This week Palm held its quarterly earning conference call and during the
call, Palm mentioned two future Treo devices, one of which is expected to be
delivered in August or September and the other by the end of this year. However, Palm has stumbled onto some road blocks.
First, the Treo 650 will stop shipping in Europe because of new hazardous waste
regulations that are taking effect that the phone does not comply
with. Palm is feverously working to ready its next devices currently
codenamed ‘Lennon’ and ‘Nitro’ to Europe and US markets as soon as it possibly can,
but the company didn’t have any release dates available during the call.
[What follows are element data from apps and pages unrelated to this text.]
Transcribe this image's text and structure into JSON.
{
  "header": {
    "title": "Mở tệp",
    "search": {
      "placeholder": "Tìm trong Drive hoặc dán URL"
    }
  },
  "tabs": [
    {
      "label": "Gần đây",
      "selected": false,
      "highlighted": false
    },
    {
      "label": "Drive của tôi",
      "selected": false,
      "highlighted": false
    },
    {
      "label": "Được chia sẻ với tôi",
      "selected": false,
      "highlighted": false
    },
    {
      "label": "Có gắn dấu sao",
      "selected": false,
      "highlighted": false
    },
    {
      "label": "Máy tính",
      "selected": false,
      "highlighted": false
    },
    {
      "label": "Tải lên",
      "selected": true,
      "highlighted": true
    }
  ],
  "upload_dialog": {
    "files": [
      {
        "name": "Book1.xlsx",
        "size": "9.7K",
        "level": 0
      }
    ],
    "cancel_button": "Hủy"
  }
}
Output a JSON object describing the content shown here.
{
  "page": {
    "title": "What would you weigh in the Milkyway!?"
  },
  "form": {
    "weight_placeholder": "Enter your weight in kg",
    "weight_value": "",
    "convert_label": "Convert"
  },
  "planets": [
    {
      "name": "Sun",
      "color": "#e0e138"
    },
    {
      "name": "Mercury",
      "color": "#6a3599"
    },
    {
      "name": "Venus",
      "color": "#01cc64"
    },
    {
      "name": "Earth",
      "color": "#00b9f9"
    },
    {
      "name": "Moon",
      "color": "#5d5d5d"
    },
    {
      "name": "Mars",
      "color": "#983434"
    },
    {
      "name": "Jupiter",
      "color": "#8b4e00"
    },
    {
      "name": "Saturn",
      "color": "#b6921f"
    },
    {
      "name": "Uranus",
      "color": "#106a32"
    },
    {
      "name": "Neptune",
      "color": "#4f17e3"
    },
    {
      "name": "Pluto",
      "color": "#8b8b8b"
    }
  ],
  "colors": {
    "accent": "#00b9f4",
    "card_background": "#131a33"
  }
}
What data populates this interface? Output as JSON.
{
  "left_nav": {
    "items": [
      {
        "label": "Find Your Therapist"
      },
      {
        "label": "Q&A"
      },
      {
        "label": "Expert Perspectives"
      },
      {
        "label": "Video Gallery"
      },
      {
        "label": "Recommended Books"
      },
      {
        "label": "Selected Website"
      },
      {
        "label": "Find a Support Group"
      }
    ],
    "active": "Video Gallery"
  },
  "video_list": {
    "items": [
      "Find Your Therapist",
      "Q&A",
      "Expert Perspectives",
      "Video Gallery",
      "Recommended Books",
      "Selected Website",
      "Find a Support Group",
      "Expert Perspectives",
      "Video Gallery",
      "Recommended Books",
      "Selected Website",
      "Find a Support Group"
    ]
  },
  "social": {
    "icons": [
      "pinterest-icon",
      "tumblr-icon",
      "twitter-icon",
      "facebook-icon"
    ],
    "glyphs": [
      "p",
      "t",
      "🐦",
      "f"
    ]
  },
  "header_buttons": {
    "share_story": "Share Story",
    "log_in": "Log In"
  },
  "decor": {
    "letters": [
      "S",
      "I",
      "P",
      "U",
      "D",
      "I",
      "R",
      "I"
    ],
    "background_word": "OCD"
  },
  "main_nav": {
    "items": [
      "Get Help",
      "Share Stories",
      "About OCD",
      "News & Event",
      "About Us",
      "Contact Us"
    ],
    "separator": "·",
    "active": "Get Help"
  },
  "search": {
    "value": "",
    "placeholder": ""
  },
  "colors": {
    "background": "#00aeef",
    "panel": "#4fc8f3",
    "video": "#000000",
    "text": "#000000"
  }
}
Not a
lot of information is available about the new devices planned by Palm, but we
do know that Nitro will be based off on the PalmOS and Lennon will run Windows
Mobile 2005 -- this is according to documents
recently obtained by Engadget.
It also looks like non-phone Palm products probably won’t last much longer as LifeDrive
wasn’t the product Palm was hoping it would be and hasn’t sold as well as
projected. This is further supported by comments made by Palm CEO Ed Colligan,
indicating that the company continues to refocus on its smartphone products.
Palm’s non-smartphone handhelds and other device sales numbers have also steadily
declined over the last four years from 100% of sales in 2003 to only 25% of
Regarding email push functionality, Mr. Colligan noted that companies have been
slow to embrace the feature because they are hesitant to migrate to Microsoft's Exchange Server
2003 SP2. Many large enterprise customers don’t even run Exchange so it doesn’t
make sense for them to install another system at increased cost just to support mobile mail. This puts some companies at a distinct disadvantage to the
Blackberry devices which require no significant changes to software and hardware to
support the feature.
There were also some other comments made during the call that lead us to
believe that PalmOS may be on the way out. According to Palm, developing for two separate operating systems is too expensive, and more devices coming to market continue to ship with Windows Mobile. Although the change isn’t
reflected in Palm's current device roadmap, the company mentioned that it would make sense. RIM devices run on RIM OS and although it faces heavy competition from Microsoft, RIM devices have a good deal of enterprise level penetration. From the sounds of things, Palm is in the same ballpark as other mobile smartphone
makers. Try as it might, Palm doesn’t seem like it's gaining much
headway against RIM and the Blackberry in the enterprise and business markets. With this in mind, we could be witnessing an entire new line of products from Palm shipping with Windows Mobile.